Work task: Your answer must be an exact copy of the records below, with every picture left out.

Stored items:
-----
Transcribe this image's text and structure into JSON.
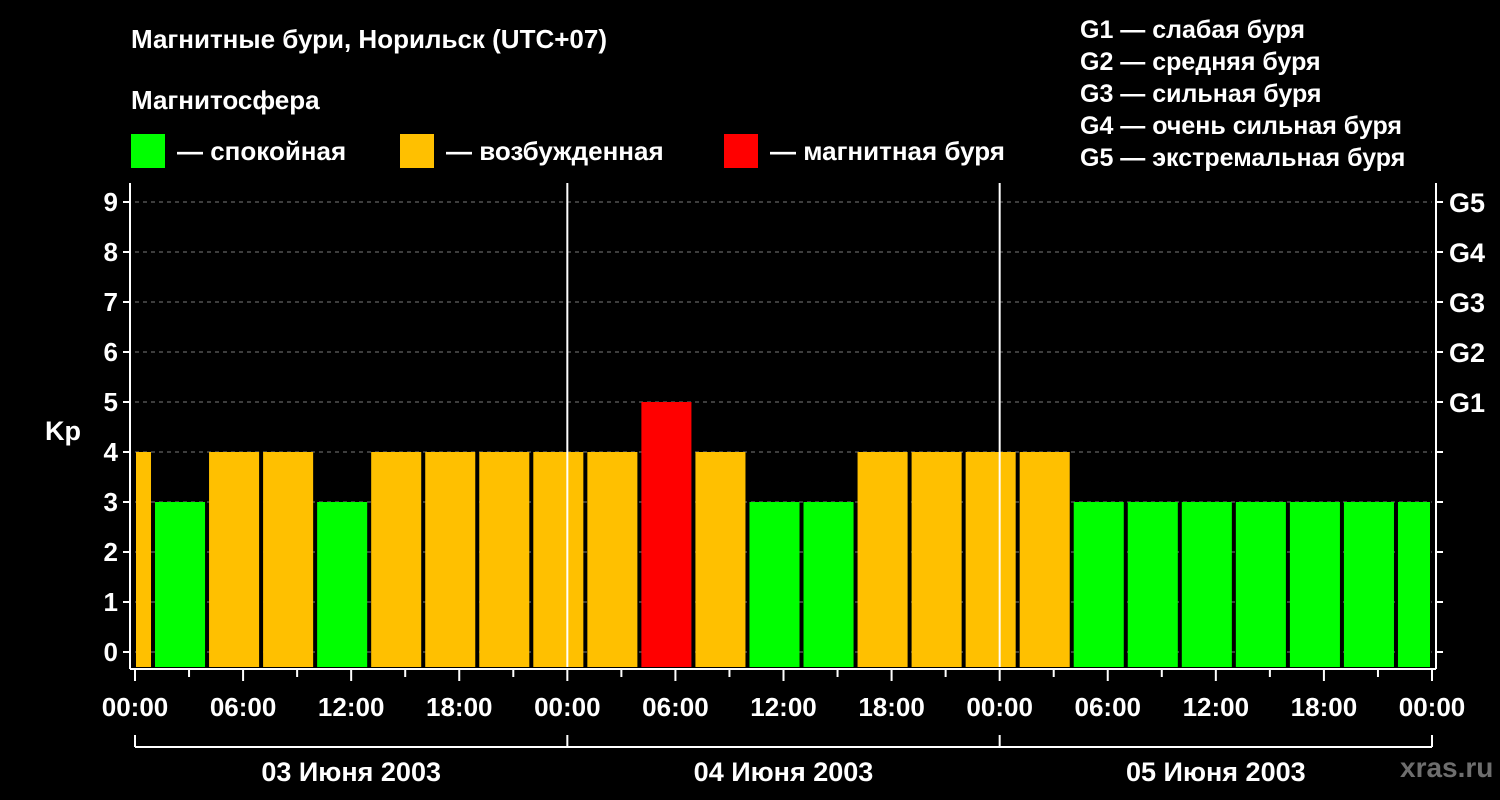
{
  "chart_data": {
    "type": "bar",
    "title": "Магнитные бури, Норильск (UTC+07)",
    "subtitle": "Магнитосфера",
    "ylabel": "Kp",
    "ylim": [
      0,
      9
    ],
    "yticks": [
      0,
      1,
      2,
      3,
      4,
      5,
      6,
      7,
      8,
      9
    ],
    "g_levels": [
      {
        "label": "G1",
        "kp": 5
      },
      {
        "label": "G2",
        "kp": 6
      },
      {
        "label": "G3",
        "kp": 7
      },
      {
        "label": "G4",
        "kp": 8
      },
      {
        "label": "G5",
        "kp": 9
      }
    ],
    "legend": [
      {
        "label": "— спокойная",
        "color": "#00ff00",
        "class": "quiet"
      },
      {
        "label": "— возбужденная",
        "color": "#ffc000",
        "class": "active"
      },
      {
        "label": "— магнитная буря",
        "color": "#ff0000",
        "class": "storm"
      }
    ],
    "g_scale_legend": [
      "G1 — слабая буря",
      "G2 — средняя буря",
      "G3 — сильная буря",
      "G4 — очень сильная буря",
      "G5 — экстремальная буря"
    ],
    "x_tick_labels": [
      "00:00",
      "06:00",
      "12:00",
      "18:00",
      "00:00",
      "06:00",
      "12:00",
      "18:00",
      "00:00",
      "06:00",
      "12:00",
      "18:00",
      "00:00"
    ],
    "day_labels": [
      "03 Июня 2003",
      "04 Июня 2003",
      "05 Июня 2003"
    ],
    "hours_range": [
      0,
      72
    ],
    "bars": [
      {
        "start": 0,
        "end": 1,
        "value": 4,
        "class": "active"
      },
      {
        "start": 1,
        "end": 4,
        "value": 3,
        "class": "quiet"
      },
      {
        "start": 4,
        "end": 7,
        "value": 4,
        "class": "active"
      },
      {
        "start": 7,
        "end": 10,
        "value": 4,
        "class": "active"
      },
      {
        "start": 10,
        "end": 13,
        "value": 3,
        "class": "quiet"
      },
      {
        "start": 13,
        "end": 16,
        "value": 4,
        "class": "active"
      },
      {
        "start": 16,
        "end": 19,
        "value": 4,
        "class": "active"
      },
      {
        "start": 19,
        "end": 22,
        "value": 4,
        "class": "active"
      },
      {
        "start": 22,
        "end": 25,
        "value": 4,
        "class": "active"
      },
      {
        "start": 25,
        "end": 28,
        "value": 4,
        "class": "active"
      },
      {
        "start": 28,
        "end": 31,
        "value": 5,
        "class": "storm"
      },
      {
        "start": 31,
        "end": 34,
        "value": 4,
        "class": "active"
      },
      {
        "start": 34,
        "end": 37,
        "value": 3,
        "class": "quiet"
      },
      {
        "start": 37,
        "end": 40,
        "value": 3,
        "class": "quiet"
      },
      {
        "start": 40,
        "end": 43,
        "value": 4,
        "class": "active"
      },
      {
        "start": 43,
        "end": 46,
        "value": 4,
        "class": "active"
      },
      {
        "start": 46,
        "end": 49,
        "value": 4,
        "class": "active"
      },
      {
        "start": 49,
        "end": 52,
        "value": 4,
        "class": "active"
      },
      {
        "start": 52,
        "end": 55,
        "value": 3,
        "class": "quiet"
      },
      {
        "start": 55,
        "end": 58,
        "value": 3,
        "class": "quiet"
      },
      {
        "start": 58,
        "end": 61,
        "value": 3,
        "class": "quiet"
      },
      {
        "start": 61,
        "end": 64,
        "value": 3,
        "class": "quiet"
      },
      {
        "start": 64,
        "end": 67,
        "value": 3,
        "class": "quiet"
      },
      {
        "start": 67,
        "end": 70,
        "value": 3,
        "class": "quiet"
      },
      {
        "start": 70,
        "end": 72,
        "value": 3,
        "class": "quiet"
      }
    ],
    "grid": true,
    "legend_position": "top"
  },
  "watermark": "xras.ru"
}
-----
Solution below:
Transcribe this image's text and structure into JSON.
{
  "chart_data": {
    "type": "bar",
    "title": "Магнитные бури, Норильск (UTC+07)",
    "subtitle": "Магнитосфера",
    "ylabel": "Kp",
    "ylim": [
      0,
      9
    ],
    "yticks": [
      0,
      1,
      2,
      3,
      4,
      5,
      6,
      7,
      8,
      9
    ],
    "g_levels": [
      {
        "label": "G1",
        "kp": 5
      },
      {
        "label": "G2",
        "kp": 6
      },
      {
        "label": "G3",
        "kp": 7
      },
      {
        "label": "G4",
        "kp": 8
      },
      {
        "label": "G5",
        "kp": 9
      }
    ],
    "legend": [
      {
        "label": "— спокойная",
        "color": "#00ff00",
        "class": "quiet"
      },
      {
        "label": "— возбужденная",
        "color": "#ffc000",
        "class": "active"
      },
      {
        "label": "— магнитная буря",
        "color": "#ff0000",
        "class": "storm"
      }
    ],
    "g_scale_legend": [
      "G1 — слабая буря",
      "G2 — средняя буря",
      "G3 — сильная буря",
      "G4 — очень сильная буря",
      "G5 — экстремальная буря"
    ],
    "x_tick_labels": [
      "00:00",
      "06:00",
      "12:00",
      "18:00",
      "00:00",
      "06:00",
      "12:00",
      "18:00",
      "00:00",
      "06:00",
      "12:00",
      "18:00",
      "00:00"
    ],
    "day_labels": [
      "03 Июня 2003",
      "04 Июня 2003",
      "05 Июня 2003"
    ],
    "hours_range": [
      0,
      72
    ],
    "bars": [
      {
        "start": 0,
        "end": 1,
        "value": 4,
        "class": "active"
      },
      {
        "start": 1,
        "end": 4,
        "value": 3,
        "class": "quiet"
      },
      {
        "start": 4,
        "end": 7,
        "value": 4,
        "class": "active"
      },
      {
        "start": 7,
        "end": 10,
        "value": 4,
        "class": "active"
      },
      {
        "start": 10,
        "end": 13,
        "value": 3,
        "class": "quiet"
      },
      {
        "start": 13,
        "end": 16,
        "value": 4,
        "class": "active"
      },
      {
        "start": 16,
        "end": 19,
        "value": 4,
        "class": "active"
      },
      {
        "start": 19,
        "end": 22,
        "value": 4,
        "class": "active"
      },
      {
        "start": 22,
        "end": 25,
        "value": 4,
        "class": "active"
      },
      {
        "start": 25,
        "end": 28,
        "value": 4,
        "class": "active"
      },
      {
        "start": 28,
        "end": 31,
        "value": 5,
        "class": "storm"
      },
      {
        "start": 31,
        "end": 34,
        "value": 4,
        "class": "active"
      },
      {
        "start": 34,
        "end": 37,
        "value": 3,
        "class": "quiet"
      },
      {
        "start": 37,
        "end": 40,
        "value": 3,
        "class": "quiet"
      },
      {
        "start": 40,
        "end": 43,
        "value": 4,
        "class": "active"
      },
      {
        "start": 43,
        "end": 46,
        "value": 4,
        "class": "active"
      },
      {
        "start": 46,
        "end": 49,
        "value": 4,
        "class": "active"
      },
      {
        "start": 49,
        "end": 52,
        "value": 4,
        "class": "active"
      },
      {
        "start": 52,
        "end": 55,
        "value": 3,
        "class": "quiet"
      },
      {
        "start": 55,
        "end": 58,
        "value": 3,
        "class": "quiet"
      },
      {
        "start": 58,
        "end": 61,
        "value": 3,
        "class": "quiet"
      },
      {
        "start": 61,
        "end": 64,
        "value": 3,
        "class": "quiet"
      },
      {
        "start": 64,
        "end": 67,
        "value": 3,
        "class": "quiet"
      },
      {
        "start": 67,
        "end": 70,
        "value": 3,
        "class": "quiet"
      },
      {
        "start": 70,
        "end": 72,
        "value": 3,
        "class": "quiet"
      }
    ],
    "grid": true,
    "legend_position": "top"
  },
  "watermark": "xras.ru"
}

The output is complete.